The coordinator may be the same person as the course responsible, or it may be a person who cooperates with the course responsible in handling the coordination of the course. Since courses that teaches through innovation and project work, with external clients and many students may be demanding in relation to time and resources, it may be a good idea to have a coordinator connected to the course’s team of teachers so that the course responsible is able to focus on the exam and possibly the disciplinary content of the teaching.

The coordinator should also cooperate with the course responsible and the rest of the team of educators on developing the course description, playbook and process design, in order for the coordinator to gain an insight into the course content and structure to be used when coordinating the course.


Cases and external cooperation

In relation to case based project work it is especially relevant to assign a coordinator to the course who will take care of:

  • Finding suitable cases, preparing cases and cooperation agreements with external organisations (regarding e.g. confidentiality and idea protection)
  • To handle the contact with external organisations before the course begins and throughout the course.
  • To supply other relevant materials from the external organisations that provide the students with the best preconditions for solving the case: internal reports, visual material, statistics and so on.

Read more about Cases and external collaboration here


Teaching materials

The coordinator should have an overview of the teaching materials used during the course. The teaching materials are used in order to support the students’ process during an I&E course and should be available to all students and teachers of the course, preferably printed. The teaching material may for example be:

  • Course process model
  • Program / Weekly plan for the course
  • Practical information, including information on educators, rooms, exams and so on.
  • Descriptions of deliverables
  • Case descriptions
  • Group contracts
  • Guidance on methods/exercises that the students facilitate themselves within their teams

Read more about Teaching materials and find concrete examples of applied teaching materials in I&E courses.



  • If the teacher is responsible for the examination of the students taking the course, this may influence which types of roles that are appropriate for the teacher to take on. This is especially applicable in relation to facilitating the students and handling potential conflicts in relation to group work, as this kind of guidance demands a certain confidence between the teacher and the students in order to work.

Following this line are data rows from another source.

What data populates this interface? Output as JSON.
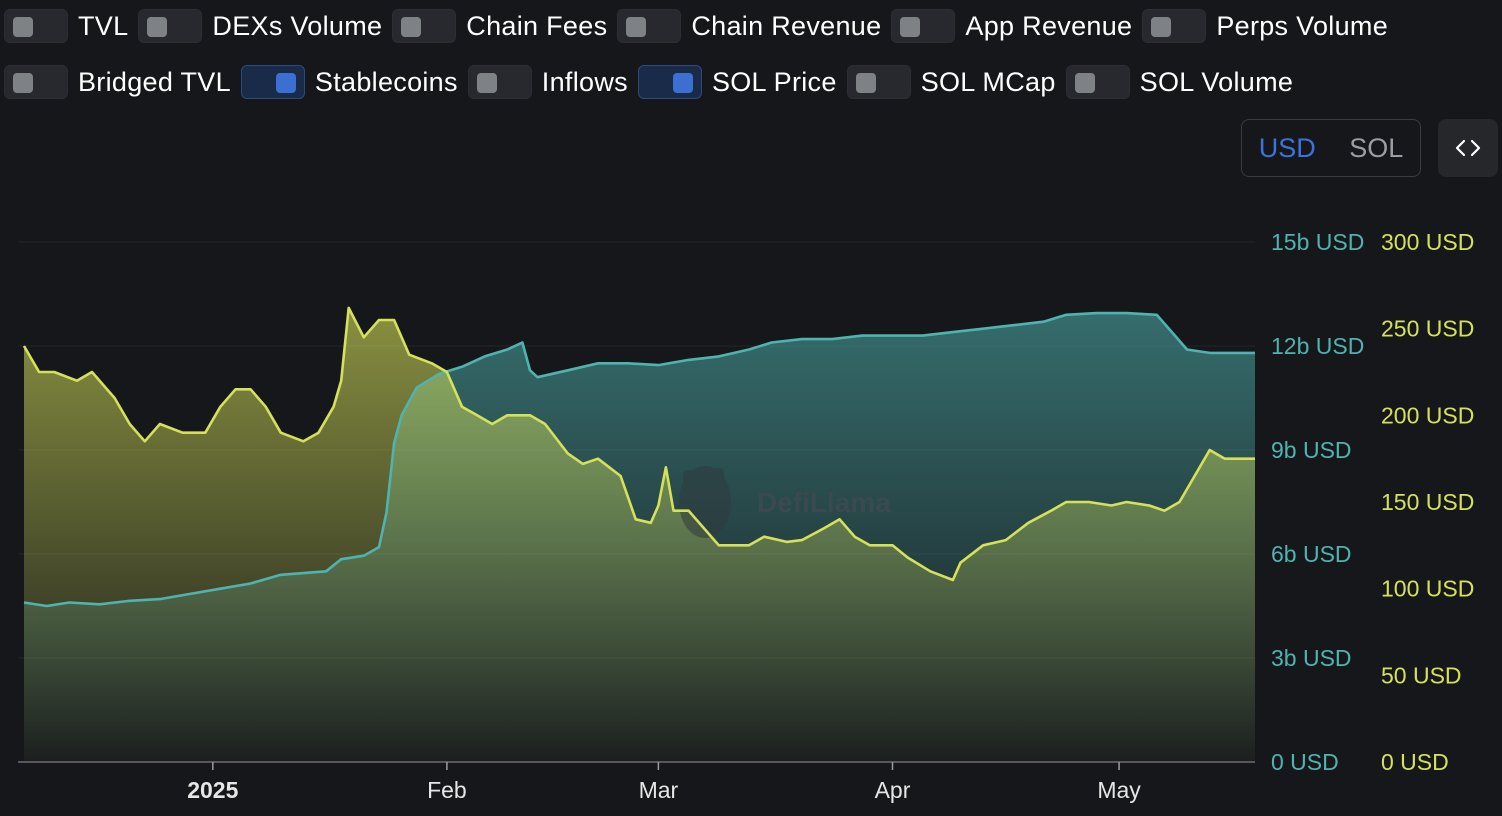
{
  "toggles": [
    {
      "label": "TVL",
      "on": false
    },
    {
      "label": "DEXs Volume",
      "on": false
    },
    {
      "label": "Chain Fees",
      "on": false
    },
    {
      "label": "Chain Revenue",
      "on": false
    },
    {
      "label": "App Revenue",
      "on": false
    },
    {
      "label": "Perps Volume",
      "on": false
    },
    {
      "label": "Bridged TVL",
      "on": false
    },
    {
      "label": "Stablecoins",
      "on": true
    },
    {
      "label": "Inflows",
      "on": false
    },
    {
      "label": "SOL Price",
      "on": true
    },
    {
      "label": "SOL MCap",
      "on": false
    },
    {
      "label": "SOL Volume",
      "on": false
    }
  ],
  "denomination": {
    "options": [
      "USD",
      "SOL"
    ],
    "selected": "USD"
  },
  "embed_icon": "code-icon",
  "watermark": "DefiLlama",
  "colors": {
    "stablecoins": "#4fb3b0",
    "sol_price": "#d6e15a",
    "accent": "#3b73db"
  },
  "chart_data": {
    "type": "area",
    "x_ticks": [
      {
        "label": "2025",
        "date": "2025-01-01",
        "bold": true
      },
      {
        "label": "Feb",
        "date": "2025-02-01",
        "bold": false
      },
      {
        "label": "Mar",
        "date": "2025-03-01",
        "bold": false
      },
      {
        "label": "Apr",
        "date": "2025-04-01",
        "bold": false
      },
      {
        "label": "May",
        "date": "2025-05-01",
        "bold": false
      }
    ],
    "xlim": [
      "2024-12-07",
      "2025-05-19"
    ],
    "y_left": {
      "unit": "b USD",
      "ticks": [
        "0 USD",
        "3b USD",
        "6b USD",
        "9b USD",
        "12b USD",
        "15b USD"
      ],
      "ylim": [
        0,
        15
      ],
      "color": "#4fb3b0"
    },
    "y_right": {
      "unit": "USD",
      "ticks": [
        "0 USD",
        "50 USD",
        "100 USD",
        "150 USD",
        "200 USD",
        "250 USD",
        "300 USD"
      ],
      "ylim": [
        0,
        300
      ],
      "color": "#d6e15a"
    },
    "series": [
      {
        "name": "Stablecoins",
        "axis": "left",
        "color": "#4fb3b0",
        "points": [
          [
            "2024-12-07",
            4.6
          ],
          [
            "2024-12-10",
            4.5
          ],
          [
            "2024-12-13",
            4.6
          ],
          [
            "2024-12-17",
            4.55
          ],
          [
            "2024-12-21",
            4.65
          ],
          [
            "2024-12-25",
            4.7
          ],
          [
            "2024-12-29",
            4.85
          ],
          [
            "2025-01-02",
            5.0
          ],
          [
            "2025-01-06",
            5.15
          ],
          [
            "2025-01-10",
            5.4
          ],
          [
            "2025-01-13",
            5.45
          ],
          [
            "2025-01-16",
            5.5
          ],
          [
            "2025-01-18",
            5.85
          ],
          [
            "2025-01-21",
            5.95
          ],
          [
            "2025-01-23",
            6.2
          ],
          [
            "2025-01-24",
            7.2
          ],
          [
            "2025-01-25",
            9.2
          ],
          [
            "2025-01-26",
            10.0
          ],
          [
            "2025-01-28",
            10.8
          ],
          [
            "2025-01-31",
            11.2
          ],
          [
            "2025-02-03",
            11.4
          ],
          [
            "2025-02-06",
            11.7
          ],
          [
            "2025-02-09",
            11.9
          ],
          [
            "2025-02-11",
            12.1
          ],
          [
            "2025-02-12",
            11.3
          ],
          [
            "2025-02-13",
            11.1
          ],
          [
            "2025-02-17",
            11.3
          ],
          [
            "2025-02-21",
            11.5
          ],
          [
            "2025-02-25",
            11.5
          ],
          [
            "2025-03-01",
            11.45
          ],
          [
            "2025-03-05",
            11.6
          ],
          [
            "2025-03-09",
            11.7
          ],
          [
            "2025-03-13",
            11.9
          ],
          [
            "2025-03-16",
            12.1
          ],
          [
            "2025-03-20",
            12.2
          ],
          [
            "2025-03-24",
            12.2
          ],
          [
            "2025-03-28",
            12.3
          ],
          [
            "2025-04-01",
            12.3
          ],
          [
            "2025-04-05",
            12.3
          ],
          [
            "2025-04-09",
            12.4
          ],
          [
            "2025-04-13",
            12.5
          ],
          [
            "2025-04-17",
            12.6
          ],
          [
            "2025-04-21",
            12.7
          ],
          [
            "2025-04-24",
            12.9
          ],
          [
            "2025-04-28",
            12.95
          ],
          [
            "2025-05-02",
            12.95
          ],
          [
            "2025-05-06",
            12.9
          ],
          [
            "2025-05-08",
            12.4
          ],
          [
            "2025-05-10",
            11.9
          ],
          [
            "2025-05-13",
            11.8
          ],
          [
            "2025-05-19",
            11.8
          ]
        ]
      },
      {
        "name": "SOL Price",
        "axis": "right",
        "color": "#d6e15a",
        "points": [
          [
            "2024-12-07",
            240
          ],
          [
            "2024-12-09",
            225
          ],
          [
            "2024-12-11",
            225
          ],
          [
            "2024-12-14",
            220
          ],
          [
            "2024-12-16",
            225
          ],
          [
            "2024-12-19",
            210
          ],
          [
            "2024-12-21",
            195
          ],
          [
            "2024-12-23",
            185
          ],
          [
            "2024-12-25",
            195
          ],
          [
            "2024-12-28",
            190
          ],
          [
            "2024-12-31",
            190
          ],
          [
            "2025-01-02",
            205
          ],
          [
            "2025-01-04",
            215
          ],
          [
            "2025-01-06",
            215
          ],
          [
            "2025-01-08",
            205
          ],
          [
            "2025-01-10",
            190
          ],
          [
            "2025-01-13",
            185
          ],
          [
            "2025-01-15",
            190
          ],
          [
            "2025-01-17",
            205
          ],
          [
            "2025-01-18",
            220
          ],
          [
            "2025-01-19",
            262
          ],
          [
            "2025-01-21",
            245
          ],
          [
            "2025-01-23",
            255
          ],
          [
            "2025-01-25",
            255
          ],
          [
            "2025-01-27",
            235
          ],
          [
            "2025-01-30",
            230
          ],
          [
            "2025-02-01",
            225
          ],
          [
            "2025-02-03",
            205
          ],
          [
            "2025-02-05",
            200
          ],
          [
            "2025-02-07",
            195
          ],
          [
            "2025-02-09",
            200
          ],
          [
            "2025-02-12",
            200
          ],
          [
            "2025-02-14",
            195
          ],
          [
            "2025-02-17",
            178
          ],
          [
            "2025-02-19",
            172
          ],
          [
            "2025-02-21",
            175
          ],
          [
            "2025-02-24",
            165
          ],
          [
            "2025-02-26",
            140
          ],
          [
            "2025-02-28",
            138
          ],
          [
            "2025-03-01",
            148
          ],
          [
            "2025-03-02",
            170
          ],
          [
            "2025-03-03",
            145
          ],
          [
            "2025-03-05",
            145
          ],
          [
            "2025-03-07",
            135
          ],
          [
            "2025-03-09",
            125
          ],
          [
            "2025-03-11",
            125
          ],
          [
            "2025-03-13",
            125
          ],
          [
            "2025-03-15",
            130
          ],
          [
            "2025-03-18",
            127
          ],
          [
            "2025-03-20",
            128
          ],
          [
            "2025-03-23",
            135
          ],
          [
            "2025-03-25",
            140
          ],
          [
            "2025-03-27",
            130
          ],
          [
            "2025-03-29",
            125
          ],
          [
            "2025-04-01",
            125
          ],
          [
            "2025-04-03",
            118
          ],
          [
            "2025-04-06",
            110
          ],
          [
            "2025-04-09",
            105
          ],
          [
            "2025-04-10",
            115
          ],
          [
            "2025-04-13",
            125
          ],
          [
            "2025-04-16",
            128
          ],
          [
            "2025-04-19",
            138
          ],
          [
            "2025-04-22",
            145
          ],
          [
            "2025-04-24",
            150
          ],
          [
            "2025-04-27",
            150
          ],
          [
            "2025-04-30",
            148
          ],
          [
            "2025-05-02",
            150
          ],
          [
            "2025-05-05",
            148
          ],
          [
            "2025-05-07",
            145
          ],
          [
            "2025-05-09",
            150
          ],
          [
            "2025-05-11",
            165
          ],
          [
            "2025-05-13",
            180
          ],
          [
            "2025-05-15",
            175
          ],
          [
            "2025-05-19",
            175
          ]
        ]
      }
    ],
    "grid": true,
    "legend": "none"
  }
}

There may be certain aspects of the students’ group work and general activities which the examination teacher should not be informed of and which should not affect the exam results.
  • It may also be inappropriate of the examination teacher to be evaluating and giving feedback on the students’ ideas as biases may occur as the teacher (unintentionally) may affect the students’ ideas and solutions in a certain direction.